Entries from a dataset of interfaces
++++++++++++++++++++
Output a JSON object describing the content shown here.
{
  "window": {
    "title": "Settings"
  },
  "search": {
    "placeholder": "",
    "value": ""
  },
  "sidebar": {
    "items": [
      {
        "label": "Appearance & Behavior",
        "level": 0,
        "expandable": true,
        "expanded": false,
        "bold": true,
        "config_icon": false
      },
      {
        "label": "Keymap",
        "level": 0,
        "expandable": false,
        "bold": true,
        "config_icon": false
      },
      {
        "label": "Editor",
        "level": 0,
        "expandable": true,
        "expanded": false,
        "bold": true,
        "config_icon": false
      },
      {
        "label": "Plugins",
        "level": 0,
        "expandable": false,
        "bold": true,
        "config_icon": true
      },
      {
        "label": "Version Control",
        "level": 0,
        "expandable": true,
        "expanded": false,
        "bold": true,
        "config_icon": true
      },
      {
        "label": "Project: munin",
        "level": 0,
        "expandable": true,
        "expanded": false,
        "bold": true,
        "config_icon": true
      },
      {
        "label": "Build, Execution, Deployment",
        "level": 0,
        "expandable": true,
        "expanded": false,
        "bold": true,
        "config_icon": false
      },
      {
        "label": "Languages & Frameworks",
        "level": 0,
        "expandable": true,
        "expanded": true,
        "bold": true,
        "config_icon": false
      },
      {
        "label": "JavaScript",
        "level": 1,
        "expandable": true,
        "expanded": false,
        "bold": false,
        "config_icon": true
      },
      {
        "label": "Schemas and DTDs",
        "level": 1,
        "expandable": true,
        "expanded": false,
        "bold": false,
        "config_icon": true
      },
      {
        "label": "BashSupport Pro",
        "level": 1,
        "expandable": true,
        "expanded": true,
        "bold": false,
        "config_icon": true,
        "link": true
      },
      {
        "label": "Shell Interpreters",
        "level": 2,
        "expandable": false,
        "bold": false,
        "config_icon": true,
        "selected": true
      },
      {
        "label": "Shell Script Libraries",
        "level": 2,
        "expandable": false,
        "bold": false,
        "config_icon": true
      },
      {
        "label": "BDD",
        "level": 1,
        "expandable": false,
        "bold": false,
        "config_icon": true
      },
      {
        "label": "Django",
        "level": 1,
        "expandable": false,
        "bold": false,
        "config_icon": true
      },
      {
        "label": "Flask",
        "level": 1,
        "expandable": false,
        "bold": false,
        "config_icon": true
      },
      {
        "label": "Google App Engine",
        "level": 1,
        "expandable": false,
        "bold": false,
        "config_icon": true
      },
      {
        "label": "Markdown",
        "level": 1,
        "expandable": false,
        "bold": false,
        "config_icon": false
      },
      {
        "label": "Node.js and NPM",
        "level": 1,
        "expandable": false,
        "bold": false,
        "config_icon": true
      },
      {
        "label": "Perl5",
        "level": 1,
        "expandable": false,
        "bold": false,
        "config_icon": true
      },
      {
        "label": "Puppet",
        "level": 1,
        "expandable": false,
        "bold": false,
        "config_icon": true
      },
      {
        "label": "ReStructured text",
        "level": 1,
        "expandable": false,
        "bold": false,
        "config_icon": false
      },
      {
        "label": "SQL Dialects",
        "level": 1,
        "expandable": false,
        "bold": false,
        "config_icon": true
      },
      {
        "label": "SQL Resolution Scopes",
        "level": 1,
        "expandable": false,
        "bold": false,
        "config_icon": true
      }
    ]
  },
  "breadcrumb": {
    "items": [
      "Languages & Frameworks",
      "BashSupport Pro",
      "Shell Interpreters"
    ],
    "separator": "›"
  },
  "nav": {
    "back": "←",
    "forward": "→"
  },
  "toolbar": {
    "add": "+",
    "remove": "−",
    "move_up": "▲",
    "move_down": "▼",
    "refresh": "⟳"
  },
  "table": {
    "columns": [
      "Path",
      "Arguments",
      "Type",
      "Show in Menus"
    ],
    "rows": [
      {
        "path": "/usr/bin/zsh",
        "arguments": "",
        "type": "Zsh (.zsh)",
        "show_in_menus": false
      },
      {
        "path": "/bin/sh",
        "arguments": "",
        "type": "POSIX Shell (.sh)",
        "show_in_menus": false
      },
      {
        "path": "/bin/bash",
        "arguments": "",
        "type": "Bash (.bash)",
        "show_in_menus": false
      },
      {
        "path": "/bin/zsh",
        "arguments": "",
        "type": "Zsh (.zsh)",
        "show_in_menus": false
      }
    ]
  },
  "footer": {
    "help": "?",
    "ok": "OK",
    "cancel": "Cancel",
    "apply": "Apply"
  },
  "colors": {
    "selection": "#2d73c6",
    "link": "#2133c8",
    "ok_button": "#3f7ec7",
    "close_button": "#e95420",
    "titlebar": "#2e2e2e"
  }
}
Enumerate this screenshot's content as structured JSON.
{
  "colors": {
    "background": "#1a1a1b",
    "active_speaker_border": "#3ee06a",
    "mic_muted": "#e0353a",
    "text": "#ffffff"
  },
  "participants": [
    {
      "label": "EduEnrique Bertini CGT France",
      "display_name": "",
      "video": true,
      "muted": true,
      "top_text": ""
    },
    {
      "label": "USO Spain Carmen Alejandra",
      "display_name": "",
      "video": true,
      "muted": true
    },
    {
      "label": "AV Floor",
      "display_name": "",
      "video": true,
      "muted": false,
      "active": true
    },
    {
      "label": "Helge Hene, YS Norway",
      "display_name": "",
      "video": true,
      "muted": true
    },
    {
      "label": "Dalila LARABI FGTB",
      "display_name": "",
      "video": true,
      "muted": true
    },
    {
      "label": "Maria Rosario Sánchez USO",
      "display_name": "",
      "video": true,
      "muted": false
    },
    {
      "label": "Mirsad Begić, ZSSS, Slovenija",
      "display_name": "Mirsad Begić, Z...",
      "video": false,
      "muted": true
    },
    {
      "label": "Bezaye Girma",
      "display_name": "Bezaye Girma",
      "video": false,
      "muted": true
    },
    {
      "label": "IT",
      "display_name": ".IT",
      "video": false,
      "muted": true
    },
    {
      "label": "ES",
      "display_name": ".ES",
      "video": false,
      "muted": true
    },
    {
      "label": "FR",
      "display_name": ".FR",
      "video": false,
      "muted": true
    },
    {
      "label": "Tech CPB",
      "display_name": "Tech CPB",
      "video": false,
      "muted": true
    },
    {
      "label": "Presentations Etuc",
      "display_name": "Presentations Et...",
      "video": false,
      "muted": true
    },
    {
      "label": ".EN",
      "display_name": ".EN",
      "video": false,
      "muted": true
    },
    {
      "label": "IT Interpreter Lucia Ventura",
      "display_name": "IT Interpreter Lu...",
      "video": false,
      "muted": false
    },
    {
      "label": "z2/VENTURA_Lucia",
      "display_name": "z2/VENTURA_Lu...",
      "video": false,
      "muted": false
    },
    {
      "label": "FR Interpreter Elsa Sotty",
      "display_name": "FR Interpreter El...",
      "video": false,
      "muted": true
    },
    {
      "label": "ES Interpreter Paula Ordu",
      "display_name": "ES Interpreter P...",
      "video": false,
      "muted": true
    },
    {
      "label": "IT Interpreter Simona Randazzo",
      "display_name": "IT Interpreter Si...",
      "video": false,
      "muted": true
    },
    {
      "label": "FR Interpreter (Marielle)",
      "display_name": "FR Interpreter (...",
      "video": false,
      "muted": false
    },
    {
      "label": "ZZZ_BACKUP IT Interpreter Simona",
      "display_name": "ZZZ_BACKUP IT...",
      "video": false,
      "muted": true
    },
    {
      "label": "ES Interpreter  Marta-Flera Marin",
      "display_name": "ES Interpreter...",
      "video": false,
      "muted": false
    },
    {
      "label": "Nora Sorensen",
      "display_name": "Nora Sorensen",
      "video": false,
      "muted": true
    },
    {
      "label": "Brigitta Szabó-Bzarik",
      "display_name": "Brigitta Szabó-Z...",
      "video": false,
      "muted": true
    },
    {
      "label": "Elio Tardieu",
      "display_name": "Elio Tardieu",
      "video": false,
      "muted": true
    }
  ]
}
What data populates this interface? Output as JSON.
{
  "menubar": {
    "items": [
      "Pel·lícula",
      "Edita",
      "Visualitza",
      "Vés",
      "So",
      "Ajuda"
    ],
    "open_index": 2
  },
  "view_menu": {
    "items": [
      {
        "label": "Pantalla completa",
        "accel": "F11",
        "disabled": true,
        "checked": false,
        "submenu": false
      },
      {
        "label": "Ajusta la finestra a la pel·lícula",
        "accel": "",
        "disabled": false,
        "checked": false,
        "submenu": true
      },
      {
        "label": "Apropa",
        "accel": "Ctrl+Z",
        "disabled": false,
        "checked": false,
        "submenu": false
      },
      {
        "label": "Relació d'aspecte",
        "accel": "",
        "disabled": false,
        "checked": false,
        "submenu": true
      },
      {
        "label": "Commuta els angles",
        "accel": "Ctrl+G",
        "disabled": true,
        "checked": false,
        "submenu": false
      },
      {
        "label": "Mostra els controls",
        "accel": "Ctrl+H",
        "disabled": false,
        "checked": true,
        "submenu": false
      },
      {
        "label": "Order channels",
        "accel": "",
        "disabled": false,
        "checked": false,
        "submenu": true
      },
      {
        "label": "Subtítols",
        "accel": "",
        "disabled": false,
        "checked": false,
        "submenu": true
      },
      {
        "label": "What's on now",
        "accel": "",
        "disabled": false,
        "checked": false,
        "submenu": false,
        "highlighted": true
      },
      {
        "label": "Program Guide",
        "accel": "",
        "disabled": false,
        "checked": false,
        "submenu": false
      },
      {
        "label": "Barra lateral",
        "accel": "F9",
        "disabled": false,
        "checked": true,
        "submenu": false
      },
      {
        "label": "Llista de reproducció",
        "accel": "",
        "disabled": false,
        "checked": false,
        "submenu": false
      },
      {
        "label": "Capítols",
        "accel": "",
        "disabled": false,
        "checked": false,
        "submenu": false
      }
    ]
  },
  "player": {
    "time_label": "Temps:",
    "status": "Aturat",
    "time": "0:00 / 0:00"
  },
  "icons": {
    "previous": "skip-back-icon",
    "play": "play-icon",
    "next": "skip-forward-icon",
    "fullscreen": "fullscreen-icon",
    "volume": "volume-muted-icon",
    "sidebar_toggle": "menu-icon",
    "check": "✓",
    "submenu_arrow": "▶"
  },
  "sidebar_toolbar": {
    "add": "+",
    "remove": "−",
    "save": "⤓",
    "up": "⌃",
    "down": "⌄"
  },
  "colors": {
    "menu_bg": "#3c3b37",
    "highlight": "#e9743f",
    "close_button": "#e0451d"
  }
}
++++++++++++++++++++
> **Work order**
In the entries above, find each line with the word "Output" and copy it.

> **Exercise solution**
Output a JSON object describing the content shown here.
What data populates this interface? Output as JSON.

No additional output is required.